++++ INFORMATION SHOWN

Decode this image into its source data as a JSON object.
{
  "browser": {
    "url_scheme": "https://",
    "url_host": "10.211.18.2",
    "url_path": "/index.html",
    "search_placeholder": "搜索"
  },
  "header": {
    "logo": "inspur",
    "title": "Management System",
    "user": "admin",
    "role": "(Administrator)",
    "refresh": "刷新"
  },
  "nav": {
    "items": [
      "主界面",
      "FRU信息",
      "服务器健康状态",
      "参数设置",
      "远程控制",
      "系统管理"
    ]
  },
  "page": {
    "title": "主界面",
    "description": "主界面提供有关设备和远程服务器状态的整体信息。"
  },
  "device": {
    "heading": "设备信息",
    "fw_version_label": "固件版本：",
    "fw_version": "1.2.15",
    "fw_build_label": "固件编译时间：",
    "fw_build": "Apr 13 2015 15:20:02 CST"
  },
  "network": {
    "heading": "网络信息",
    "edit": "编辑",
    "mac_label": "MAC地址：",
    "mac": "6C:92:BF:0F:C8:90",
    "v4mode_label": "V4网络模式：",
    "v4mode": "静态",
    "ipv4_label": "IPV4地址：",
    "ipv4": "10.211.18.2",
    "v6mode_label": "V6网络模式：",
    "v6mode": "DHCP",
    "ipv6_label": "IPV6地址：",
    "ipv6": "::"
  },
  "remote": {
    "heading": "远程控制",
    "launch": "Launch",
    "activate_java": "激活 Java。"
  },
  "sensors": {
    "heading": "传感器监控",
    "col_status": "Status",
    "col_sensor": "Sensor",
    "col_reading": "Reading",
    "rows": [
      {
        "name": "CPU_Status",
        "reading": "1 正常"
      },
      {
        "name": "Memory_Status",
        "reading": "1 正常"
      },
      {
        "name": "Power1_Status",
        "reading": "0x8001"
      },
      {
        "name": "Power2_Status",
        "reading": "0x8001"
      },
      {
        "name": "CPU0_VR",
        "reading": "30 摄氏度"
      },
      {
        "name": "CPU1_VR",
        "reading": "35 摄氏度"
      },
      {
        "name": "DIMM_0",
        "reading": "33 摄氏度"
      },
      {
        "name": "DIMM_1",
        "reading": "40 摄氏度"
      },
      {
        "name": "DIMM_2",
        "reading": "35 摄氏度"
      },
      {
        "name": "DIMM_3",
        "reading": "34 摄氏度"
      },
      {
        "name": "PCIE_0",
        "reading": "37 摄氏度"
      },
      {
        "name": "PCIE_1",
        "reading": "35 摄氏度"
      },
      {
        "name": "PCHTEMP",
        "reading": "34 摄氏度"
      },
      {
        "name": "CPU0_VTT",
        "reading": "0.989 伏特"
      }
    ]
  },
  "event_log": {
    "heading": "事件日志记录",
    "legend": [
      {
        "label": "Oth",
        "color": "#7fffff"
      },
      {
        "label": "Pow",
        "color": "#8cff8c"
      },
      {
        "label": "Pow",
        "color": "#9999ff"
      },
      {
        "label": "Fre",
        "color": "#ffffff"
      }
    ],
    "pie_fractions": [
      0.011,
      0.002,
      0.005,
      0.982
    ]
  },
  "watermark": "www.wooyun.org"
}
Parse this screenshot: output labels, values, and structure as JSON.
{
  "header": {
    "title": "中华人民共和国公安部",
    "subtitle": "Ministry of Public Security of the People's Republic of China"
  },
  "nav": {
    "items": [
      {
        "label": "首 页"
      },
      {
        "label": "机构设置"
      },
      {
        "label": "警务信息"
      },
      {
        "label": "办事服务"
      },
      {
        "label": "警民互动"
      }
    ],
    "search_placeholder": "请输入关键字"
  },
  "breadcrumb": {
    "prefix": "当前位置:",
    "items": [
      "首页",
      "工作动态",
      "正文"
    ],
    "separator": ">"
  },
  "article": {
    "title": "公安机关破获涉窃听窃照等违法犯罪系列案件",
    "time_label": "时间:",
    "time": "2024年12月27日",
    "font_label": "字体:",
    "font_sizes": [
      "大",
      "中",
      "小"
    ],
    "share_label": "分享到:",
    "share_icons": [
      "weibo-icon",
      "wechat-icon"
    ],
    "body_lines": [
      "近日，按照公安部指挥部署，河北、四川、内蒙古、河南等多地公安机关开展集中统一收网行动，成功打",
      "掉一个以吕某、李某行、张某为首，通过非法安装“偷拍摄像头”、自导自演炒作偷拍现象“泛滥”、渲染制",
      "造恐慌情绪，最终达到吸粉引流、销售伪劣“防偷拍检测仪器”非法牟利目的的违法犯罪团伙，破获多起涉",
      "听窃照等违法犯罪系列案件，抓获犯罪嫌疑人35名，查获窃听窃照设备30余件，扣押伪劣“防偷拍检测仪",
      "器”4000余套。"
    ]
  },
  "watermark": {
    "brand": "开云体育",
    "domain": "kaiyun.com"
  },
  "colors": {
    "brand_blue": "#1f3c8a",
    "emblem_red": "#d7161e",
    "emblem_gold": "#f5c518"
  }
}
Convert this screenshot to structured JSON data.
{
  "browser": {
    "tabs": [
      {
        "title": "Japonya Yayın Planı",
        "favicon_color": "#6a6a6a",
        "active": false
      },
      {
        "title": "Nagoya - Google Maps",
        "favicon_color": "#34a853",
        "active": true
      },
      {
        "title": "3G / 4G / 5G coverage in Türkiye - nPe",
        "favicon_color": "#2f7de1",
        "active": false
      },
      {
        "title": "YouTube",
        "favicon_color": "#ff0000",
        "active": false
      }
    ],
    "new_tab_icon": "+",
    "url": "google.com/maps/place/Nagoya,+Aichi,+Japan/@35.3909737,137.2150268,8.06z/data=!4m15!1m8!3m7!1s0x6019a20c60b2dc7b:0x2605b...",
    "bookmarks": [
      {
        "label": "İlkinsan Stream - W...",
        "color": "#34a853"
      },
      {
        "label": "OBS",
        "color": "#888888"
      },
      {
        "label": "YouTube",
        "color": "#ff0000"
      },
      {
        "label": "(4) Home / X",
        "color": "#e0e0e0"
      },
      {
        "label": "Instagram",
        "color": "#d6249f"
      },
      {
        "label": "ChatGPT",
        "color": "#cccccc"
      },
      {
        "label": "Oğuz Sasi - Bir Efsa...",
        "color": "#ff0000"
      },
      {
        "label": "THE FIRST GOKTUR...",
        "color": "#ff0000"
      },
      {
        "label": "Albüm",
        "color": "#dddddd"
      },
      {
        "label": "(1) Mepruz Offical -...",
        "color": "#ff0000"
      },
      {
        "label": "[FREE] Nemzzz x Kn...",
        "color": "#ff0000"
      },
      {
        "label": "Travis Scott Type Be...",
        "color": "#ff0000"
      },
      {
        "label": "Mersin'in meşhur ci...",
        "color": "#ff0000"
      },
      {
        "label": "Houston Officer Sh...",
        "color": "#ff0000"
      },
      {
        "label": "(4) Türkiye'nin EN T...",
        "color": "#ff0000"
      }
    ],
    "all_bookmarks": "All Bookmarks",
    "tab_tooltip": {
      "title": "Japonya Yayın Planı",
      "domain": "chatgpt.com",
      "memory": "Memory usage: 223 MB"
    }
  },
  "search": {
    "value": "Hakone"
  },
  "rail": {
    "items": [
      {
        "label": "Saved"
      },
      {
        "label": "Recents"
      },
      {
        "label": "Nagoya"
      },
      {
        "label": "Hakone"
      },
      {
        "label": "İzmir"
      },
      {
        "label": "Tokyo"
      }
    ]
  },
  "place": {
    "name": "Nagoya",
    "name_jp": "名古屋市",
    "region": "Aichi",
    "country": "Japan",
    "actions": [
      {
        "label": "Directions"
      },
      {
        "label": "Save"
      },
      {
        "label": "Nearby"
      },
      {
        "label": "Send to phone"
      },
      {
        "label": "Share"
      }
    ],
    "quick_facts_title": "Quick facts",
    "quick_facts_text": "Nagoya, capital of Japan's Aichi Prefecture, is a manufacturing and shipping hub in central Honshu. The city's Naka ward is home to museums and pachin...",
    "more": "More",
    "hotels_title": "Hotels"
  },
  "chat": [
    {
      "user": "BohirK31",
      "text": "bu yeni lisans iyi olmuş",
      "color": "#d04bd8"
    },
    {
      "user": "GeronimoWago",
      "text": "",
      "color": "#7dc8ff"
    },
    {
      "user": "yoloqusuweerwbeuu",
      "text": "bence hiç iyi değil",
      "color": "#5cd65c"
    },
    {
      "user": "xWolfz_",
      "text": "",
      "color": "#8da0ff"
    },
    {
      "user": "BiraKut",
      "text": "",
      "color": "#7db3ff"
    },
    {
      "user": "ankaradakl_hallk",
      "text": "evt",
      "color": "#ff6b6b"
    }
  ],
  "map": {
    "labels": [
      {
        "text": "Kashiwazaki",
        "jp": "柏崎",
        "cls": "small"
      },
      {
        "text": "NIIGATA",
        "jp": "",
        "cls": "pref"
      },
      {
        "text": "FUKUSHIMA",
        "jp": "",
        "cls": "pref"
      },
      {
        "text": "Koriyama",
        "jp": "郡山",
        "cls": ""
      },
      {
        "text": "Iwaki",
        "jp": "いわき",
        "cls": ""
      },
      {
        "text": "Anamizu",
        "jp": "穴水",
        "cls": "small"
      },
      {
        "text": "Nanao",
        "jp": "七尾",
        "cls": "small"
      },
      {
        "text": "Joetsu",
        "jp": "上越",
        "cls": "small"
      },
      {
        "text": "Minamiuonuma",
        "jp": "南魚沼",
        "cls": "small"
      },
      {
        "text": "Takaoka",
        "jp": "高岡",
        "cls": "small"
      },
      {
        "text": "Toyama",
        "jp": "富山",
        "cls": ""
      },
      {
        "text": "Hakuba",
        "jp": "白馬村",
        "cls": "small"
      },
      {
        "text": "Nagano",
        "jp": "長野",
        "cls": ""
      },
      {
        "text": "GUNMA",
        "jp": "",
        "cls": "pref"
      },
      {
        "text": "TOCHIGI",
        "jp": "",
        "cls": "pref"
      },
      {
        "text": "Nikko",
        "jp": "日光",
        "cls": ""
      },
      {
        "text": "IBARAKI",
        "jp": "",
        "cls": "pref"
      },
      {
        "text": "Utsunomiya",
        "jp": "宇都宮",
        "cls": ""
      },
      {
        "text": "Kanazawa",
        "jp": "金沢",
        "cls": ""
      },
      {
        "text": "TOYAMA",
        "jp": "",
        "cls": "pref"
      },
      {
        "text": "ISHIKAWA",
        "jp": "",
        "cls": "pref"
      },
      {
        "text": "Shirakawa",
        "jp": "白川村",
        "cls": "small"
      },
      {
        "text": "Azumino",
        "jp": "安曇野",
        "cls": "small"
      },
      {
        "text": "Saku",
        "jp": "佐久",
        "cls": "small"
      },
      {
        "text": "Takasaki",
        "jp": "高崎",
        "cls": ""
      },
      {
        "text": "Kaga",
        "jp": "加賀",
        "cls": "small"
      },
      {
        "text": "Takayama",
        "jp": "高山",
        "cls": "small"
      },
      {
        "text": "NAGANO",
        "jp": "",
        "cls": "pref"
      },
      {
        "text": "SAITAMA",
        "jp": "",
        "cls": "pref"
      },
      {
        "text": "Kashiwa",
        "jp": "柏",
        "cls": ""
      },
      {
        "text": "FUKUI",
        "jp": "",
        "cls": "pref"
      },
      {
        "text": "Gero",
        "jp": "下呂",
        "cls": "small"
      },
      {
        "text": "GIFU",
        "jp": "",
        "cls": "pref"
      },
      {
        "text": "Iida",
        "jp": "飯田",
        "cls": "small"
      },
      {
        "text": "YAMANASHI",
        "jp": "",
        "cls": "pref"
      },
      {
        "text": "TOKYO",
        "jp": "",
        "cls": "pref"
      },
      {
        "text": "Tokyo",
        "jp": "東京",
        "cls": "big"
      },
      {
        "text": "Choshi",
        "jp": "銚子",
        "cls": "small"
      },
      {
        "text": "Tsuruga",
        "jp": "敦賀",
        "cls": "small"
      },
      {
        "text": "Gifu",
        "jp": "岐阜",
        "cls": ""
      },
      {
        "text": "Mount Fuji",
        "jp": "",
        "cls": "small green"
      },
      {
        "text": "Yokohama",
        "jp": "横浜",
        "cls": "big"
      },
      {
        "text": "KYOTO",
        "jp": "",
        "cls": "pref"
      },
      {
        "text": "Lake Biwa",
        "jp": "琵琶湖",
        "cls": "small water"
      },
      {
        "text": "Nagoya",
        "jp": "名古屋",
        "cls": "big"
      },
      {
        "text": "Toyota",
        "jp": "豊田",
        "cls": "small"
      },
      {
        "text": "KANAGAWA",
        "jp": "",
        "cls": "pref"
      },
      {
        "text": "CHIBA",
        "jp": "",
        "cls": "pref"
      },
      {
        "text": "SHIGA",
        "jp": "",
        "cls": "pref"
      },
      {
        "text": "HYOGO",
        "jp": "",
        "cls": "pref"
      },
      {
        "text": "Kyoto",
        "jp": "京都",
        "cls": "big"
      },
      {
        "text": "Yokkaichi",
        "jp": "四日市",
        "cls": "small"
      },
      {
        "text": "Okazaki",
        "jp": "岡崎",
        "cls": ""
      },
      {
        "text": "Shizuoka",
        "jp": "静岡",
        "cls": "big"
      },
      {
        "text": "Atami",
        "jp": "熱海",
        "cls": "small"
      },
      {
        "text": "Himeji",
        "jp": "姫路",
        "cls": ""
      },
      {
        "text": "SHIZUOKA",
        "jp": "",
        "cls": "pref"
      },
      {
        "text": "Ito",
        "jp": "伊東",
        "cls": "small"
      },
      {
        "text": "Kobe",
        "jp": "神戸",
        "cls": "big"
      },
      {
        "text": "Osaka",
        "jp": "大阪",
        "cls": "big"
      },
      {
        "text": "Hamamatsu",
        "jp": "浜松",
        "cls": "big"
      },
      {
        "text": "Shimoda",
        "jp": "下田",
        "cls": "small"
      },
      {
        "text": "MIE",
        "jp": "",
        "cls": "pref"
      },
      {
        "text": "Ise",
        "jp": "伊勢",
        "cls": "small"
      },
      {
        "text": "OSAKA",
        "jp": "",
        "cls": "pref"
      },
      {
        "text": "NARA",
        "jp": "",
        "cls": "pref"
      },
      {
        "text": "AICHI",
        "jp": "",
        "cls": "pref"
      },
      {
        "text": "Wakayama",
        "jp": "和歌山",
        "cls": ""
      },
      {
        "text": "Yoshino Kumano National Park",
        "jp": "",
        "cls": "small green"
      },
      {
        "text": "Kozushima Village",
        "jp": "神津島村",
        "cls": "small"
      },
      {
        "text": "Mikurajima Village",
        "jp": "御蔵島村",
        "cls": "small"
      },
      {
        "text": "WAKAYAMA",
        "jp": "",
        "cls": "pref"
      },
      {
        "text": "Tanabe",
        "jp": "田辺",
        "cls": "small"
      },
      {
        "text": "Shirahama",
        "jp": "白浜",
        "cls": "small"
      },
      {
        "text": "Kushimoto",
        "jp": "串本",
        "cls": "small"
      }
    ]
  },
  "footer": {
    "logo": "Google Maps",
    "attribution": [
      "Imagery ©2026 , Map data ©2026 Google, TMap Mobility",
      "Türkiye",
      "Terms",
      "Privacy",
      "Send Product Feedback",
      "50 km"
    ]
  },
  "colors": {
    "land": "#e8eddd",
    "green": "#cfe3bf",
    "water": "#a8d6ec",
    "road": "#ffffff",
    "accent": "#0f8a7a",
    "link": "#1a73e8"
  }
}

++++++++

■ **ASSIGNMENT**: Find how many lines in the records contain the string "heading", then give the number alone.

■ **OUTPUT FOR THIS EXERCISE**: 5